● EXERCISE REQUIREMENTS: Search the data for lines holding the word "Policies". State how many there are, and nothing else.

● GIVEN ENTRIES:
◇ ◇ ◇
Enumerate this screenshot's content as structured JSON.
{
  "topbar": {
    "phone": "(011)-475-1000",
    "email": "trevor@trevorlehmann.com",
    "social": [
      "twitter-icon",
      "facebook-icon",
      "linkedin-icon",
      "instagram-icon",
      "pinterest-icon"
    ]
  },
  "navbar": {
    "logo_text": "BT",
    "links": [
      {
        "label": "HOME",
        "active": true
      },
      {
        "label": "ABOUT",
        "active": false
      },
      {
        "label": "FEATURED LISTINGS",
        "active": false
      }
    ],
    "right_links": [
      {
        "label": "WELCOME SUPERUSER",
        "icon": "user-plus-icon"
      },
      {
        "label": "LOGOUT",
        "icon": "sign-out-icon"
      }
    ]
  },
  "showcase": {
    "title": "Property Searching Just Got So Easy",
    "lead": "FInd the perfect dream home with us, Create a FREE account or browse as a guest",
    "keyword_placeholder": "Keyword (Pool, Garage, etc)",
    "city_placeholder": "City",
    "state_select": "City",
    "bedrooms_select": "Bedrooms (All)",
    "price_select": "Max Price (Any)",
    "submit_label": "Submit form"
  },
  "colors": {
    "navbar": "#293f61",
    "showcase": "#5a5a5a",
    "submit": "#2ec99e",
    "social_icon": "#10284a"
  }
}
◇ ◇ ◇
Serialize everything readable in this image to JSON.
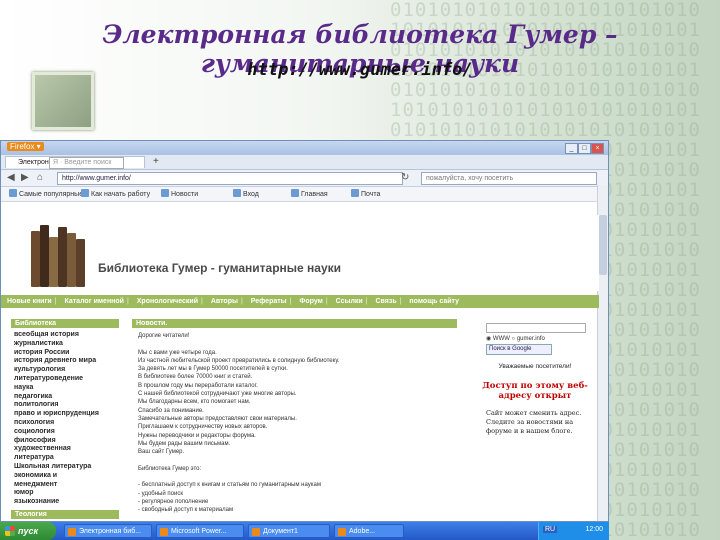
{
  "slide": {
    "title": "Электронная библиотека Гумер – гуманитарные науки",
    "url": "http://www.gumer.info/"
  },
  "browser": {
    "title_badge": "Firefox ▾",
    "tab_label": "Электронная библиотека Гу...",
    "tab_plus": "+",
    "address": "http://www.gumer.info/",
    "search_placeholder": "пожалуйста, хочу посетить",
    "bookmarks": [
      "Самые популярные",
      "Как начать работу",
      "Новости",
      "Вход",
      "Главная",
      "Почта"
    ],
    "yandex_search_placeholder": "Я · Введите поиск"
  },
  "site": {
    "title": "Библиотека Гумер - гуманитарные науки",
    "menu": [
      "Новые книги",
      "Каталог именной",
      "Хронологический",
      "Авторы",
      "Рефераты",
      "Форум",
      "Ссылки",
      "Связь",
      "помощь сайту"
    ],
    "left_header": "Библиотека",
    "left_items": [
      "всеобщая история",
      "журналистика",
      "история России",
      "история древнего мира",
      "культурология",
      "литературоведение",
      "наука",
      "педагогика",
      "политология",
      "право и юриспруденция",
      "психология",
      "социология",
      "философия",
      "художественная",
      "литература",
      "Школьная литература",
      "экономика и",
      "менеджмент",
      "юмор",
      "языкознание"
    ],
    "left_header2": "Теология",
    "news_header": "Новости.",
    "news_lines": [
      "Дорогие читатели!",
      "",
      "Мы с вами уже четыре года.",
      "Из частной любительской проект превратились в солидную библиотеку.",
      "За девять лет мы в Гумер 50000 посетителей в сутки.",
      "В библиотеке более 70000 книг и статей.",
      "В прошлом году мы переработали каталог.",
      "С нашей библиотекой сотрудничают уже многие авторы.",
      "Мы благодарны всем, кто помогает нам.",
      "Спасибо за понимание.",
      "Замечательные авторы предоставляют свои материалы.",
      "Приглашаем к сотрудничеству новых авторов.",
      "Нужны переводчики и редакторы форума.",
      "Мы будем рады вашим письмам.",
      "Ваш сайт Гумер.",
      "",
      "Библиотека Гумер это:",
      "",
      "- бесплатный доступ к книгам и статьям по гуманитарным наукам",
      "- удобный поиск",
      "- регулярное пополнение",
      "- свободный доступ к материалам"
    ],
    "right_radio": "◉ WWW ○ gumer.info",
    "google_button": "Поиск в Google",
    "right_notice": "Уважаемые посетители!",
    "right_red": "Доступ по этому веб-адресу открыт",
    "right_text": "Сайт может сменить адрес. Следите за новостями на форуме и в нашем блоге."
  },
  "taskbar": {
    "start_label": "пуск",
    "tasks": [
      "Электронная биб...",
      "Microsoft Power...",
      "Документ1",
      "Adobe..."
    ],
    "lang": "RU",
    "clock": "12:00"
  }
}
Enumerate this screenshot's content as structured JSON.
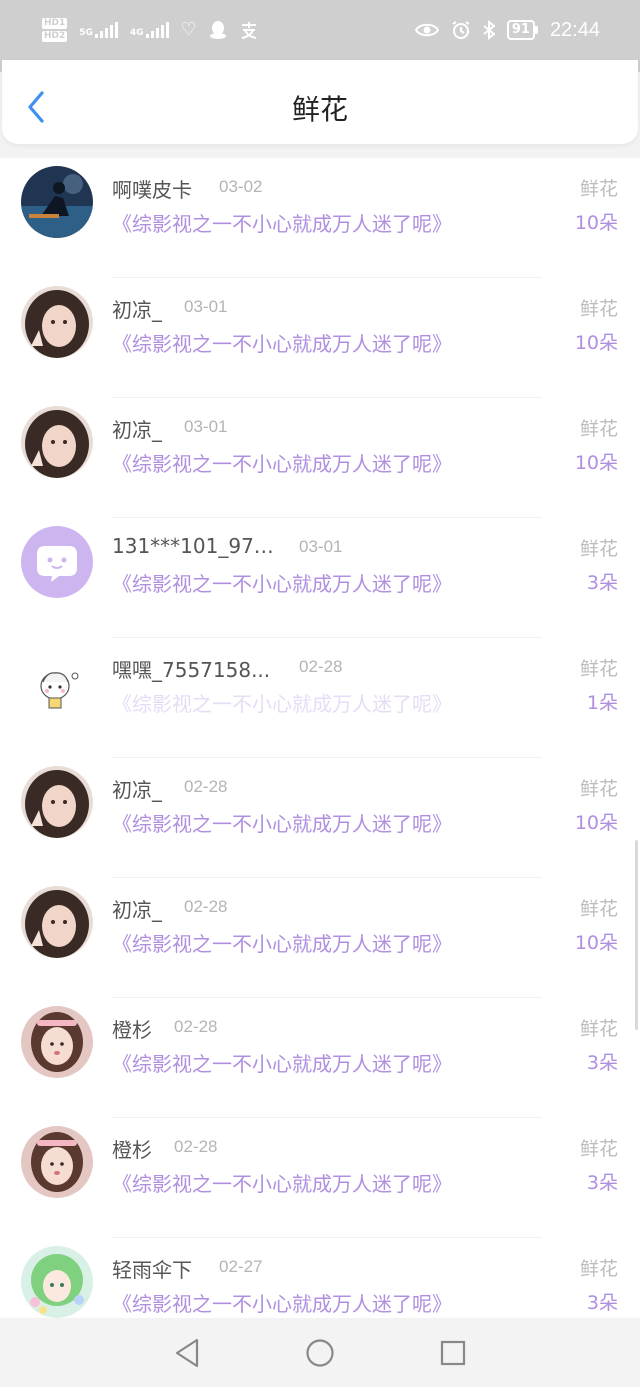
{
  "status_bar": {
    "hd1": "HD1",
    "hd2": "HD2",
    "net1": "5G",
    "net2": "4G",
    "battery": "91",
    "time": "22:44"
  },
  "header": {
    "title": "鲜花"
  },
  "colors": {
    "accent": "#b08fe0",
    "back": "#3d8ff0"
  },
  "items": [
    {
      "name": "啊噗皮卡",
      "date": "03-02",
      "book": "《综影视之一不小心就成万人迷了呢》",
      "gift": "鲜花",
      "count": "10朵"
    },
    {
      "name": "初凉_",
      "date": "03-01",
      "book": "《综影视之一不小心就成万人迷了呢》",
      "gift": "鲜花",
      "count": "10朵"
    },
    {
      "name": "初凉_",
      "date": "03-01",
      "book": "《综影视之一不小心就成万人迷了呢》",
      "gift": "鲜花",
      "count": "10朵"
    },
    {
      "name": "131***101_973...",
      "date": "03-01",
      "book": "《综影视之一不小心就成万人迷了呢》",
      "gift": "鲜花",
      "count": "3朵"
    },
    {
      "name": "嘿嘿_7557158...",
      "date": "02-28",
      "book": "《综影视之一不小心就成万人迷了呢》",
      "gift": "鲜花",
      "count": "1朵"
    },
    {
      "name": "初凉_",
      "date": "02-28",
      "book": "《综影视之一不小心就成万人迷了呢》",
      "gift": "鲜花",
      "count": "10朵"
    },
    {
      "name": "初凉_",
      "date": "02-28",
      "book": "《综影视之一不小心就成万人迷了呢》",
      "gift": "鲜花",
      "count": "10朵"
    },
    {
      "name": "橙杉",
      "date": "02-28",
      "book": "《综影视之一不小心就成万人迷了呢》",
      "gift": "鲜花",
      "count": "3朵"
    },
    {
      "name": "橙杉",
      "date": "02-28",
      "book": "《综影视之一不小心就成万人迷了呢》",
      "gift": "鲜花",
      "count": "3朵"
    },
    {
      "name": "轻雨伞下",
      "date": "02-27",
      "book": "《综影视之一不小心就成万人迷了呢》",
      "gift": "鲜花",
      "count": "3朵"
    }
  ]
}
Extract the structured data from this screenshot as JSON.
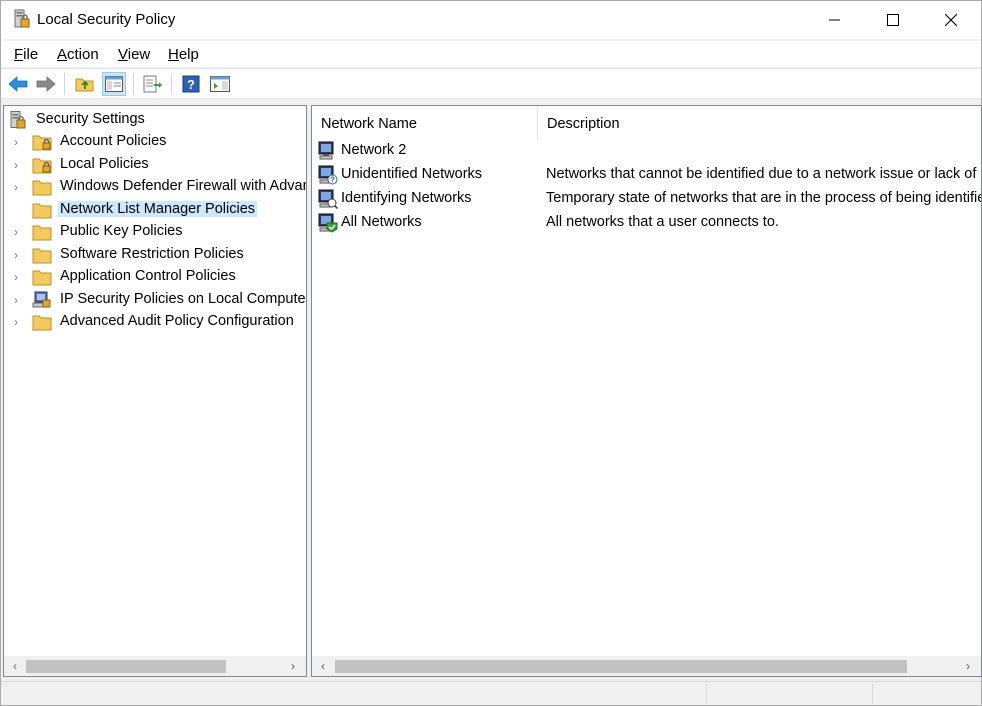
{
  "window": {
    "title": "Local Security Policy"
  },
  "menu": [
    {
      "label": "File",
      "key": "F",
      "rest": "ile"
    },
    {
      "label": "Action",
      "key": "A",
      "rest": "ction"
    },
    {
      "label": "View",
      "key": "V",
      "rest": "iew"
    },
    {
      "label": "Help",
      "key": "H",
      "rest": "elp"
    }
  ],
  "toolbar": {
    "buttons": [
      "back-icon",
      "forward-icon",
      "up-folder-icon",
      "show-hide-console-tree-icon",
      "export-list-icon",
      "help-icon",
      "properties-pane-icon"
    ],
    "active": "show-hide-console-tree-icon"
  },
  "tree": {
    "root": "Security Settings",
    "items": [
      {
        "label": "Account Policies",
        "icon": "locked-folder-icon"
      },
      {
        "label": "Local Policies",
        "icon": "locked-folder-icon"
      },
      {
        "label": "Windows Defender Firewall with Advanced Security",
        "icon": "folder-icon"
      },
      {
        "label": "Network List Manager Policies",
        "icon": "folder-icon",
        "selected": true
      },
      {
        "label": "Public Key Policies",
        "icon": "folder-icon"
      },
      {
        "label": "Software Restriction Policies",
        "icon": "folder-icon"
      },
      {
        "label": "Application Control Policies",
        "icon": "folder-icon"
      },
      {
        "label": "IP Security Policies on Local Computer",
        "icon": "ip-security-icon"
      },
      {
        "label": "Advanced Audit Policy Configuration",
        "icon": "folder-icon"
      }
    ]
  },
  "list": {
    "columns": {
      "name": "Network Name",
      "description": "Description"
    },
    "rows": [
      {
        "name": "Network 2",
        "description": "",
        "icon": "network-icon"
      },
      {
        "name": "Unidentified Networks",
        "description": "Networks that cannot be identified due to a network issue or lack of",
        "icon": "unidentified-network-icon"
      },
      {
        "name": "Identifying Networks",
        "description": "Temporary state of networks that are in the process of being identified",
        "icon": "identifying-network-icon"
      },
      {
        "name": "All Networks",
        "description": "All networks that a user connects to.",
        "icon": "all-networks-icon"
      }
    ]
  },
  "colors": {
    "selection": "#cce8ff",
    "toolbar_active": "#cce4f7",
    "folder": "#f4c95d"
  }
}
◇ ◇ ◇
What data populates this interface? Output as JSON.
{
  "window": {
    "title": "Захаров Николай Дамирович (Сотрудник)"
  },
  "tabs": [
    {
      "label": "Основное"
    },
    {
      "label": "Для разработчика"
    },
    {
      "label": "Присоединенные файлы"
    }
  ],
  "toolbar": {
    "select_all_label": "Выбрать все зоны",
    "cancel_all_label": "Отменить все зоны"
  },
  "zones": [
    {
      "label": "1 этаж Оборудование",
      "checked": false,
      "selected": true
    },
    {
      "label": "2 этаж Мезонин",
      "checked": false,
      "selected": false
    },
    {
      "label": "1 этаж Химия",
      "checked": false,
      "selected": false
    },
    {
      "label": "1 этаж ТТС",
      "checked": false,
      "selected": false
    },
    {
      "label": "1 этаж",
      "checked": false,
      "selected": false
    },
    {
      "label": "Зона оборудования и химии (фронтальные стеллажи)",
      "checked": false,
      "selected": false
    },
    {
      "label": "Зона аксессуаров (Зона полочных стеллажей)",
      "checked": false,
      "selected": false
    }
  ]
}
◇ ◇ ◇
● TASK SOLUTION: 7